→ **Information given**
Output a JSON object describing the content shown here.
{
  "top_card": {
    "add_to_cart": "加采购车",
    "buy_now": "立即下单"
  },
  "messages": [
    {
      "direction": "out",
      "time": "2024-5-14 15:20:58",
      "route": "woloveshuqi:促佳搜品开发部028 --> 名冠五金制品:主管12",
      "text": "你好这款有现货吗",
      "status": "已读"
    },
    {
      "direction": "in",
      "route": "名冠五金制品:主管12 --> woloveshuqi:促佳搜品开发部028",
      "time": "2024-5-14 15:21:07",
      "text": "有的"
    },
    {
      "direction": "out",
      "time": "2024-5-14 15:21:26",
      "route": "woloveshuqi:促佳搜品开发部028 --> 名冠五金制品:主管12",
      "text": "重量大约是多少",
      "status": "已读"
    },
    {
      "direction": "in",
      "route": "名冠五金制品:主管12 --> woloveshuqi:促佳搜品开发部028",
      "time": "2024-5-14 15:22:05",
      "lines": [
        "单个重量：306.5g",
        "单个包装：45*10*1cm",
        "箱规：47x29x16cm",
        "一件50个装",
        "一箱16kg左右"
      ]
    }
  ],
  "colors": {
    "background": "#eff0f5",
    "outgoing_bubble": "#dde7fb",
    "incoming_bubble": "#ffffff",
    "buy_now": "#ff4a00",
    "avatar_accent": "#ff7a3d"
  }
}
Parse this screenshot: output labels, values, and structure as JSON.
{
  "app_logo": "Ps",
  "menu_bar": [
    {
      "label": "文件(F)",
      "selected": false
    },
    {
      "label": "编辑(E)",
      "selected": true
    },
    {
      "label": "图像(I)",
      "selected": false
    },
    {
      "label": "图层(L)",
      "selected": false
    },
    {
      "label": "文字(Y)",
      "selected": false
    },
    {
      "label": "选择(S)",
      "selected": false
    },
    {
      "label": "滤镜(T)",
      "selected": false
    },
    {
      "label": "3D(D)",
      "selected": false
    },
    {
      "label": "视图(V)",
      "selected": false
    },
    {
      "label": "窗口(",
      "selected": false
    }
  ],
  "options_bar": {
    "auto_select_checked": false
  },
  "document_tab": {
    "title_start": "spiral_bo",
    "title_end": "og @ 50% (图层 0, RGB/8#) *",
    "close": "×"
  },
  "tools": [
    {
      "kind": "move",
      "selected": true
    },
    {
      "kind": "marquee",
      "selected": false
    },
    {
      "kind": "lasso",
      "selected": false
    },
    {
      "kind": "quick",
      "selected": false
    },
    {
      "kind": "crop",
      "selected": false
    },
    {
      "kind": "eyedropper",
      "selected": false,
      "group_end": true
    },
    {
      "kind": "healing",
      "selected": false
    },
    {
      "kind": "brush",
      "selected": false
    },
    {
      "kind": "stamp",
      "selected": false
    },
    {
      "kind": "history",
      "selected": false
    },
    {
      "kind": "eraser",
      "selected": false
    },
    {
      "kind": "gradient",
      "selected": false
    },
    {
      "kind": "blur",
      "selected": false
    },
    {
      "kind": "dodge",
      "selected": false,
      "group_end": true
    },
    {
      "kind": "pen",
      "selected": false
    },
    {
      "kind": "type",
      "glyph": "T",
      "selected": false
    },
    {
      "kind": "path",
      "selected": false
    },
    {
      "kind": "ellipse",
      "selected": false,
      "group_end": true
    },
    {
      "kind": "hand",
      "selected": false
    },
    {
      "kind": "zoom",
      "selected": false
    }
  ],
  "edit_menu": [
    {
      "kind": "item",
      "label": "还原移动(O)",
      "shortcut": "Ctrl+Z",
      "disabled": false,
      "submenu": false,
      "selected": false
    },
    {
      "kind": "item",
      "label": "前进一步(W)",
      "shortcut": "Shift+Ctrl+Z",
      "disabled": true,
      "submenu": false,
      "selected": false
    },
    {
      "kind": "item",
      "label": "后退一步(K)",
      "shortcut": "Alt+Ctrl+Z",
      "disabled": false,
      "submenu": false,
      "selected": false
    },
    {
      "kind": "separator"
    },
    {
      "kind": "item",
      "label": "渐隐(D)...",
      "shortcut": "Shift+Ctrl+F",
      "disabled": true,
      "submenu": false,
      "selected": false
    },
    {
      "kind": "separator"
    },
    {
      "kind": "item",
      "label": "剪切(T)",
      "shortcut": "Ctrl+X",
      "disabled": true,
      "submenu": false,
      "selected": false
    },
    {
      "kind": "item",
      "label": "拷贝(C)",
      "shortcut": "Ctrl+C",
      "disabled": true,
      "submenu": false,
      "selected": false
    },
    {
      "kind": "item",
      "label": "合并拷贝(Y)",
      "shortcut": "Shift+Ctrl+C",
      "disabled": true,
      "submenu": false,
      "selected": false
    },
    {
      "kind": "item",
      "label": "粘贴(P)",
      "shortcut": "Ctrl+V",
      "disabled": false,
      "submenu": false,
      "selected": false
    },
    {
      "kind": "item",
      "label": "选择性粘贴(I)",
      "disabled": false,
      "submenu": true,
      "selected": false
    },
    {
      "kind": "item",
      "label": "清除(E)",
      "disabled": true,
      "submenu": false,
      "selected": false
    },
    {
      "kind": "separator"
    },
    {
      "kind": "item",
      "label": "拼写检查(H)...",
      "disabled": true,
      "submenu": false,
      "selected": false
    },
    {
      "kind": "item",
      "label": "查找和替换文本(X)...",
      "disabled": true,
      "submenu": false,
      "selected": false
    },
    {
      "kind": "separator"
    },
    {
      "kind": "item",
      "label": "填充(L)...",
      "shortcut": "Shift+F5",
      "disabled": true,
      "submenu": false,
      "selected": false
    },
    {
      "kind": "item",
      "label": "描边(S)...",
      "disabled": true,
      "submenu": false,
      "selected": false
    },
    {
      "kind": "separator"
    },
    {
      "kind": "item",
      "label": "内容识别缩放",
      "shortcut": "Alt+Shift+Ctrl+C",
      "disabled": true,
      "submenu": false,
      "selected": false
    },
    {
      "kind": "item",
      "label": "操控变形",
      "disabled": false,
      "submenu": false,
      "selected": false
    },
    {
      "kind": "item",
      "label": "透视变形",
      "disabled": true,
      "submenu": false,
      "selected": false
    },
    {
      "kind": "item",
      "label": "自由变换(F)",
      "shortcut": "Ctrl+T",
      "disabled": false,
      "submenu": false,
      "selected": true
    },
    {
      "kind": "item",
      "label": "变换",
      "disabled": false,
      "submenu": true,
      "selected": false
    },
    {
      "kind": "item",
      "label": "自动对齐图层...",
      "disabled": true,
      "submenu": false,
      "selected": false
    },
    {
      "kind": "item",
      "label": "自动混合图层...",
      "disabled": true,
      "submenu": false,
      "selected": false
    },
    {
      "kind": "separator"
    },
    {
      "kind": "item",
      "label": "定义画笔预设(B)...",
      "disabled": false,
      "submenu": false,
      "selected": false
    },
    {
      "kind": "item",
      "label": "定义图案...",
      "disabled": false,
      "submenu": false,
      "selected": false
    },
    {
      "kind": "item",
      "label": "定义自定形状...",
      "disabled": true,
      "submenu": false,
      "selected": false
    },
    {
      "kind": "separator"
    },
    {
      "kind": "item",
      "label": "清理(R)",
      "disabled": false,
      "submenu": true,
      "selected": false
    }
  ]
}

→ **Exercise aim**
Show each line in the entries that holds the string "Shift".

→ **Task response**
      "shortcut": "Shift+Ctrl+Z",
      "shortcut": "Shift+Ctrl+F",
      "shortcut": "Shift+Ctrl+C",
      "shortcut": "Shift+F5",
      "shortcut": "Alt+Shift+Ctrl+C",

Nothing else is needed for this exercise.